▶ [WHAT THE TASK ASKS] Return only those lines of the listing that hold the word "this".

─── RECORDS TO USE

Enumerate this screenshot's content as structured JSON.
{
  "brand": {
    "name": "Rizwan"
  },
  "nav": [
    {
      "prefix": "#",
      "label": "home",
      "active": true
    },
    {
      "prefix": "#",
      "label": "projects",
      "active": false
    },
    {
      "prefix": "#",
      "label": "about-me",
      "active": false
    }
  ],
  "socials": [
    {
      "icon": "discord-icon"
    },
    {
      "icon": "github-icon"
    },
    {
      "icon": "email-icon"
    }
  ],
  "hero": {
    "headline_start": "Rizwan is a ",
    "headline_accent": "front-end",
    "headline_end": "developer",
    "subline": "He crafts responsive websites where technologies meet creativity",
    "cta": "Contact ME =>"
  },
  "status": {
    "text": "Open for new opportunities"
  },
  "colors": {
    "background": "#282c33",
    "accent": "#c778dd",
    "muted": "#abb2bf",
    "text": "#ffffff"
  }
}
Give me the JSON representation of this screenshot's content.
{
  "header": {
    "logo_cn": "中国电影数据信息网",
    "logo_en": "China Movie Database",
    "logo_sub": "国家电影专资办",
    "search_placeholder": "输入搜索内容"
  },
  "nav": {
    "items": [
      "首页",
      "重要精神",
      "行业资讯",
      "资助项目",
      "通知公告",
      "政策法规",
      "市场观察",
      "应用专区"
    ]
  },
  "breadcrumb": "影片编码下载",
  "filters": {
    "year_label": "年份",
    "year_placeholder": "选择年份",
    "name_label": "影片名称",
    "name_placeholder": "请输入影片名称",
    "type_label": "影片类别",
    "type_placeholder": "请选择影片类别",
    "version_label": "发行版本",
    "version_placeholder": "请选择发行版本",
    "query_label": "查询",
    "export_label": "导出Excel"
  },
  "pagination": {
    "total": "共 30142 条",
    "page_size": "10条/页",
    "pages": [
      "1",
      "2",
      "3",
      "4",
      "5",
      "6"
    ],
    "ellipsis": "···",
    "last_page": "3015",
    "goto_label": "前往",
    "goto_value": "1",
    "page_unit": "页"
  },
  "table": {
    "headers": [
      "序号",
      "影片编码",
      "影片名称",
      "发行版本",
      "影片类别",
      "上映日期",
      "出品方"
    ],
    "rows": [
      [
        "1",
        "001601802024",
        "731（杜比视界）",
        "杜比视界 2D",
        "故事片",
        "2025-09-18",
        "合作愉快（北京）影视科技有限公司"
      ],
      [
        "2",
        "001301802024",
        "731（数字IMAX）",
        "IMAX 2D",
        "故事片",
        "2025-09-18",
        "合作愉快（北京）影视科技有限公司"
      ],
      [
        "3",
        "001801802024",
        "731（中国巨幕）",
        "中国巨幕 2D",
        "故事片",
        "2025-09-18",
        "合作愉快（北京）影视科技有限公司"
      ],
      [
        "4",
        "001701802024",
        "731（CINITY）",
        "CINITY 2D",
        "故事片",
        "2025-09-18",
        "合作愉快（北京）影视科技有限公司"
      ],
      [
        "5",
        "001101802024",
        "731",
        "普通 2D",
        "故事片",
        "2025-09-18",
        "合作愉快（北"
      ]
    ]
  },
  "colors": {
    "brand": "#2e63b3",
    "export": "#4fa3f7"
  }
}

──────

▶ [SOLUTION BELOW]
Enumerate this screenshot's content as structured JSON.
Give me the JSON representation of this screenshot's content.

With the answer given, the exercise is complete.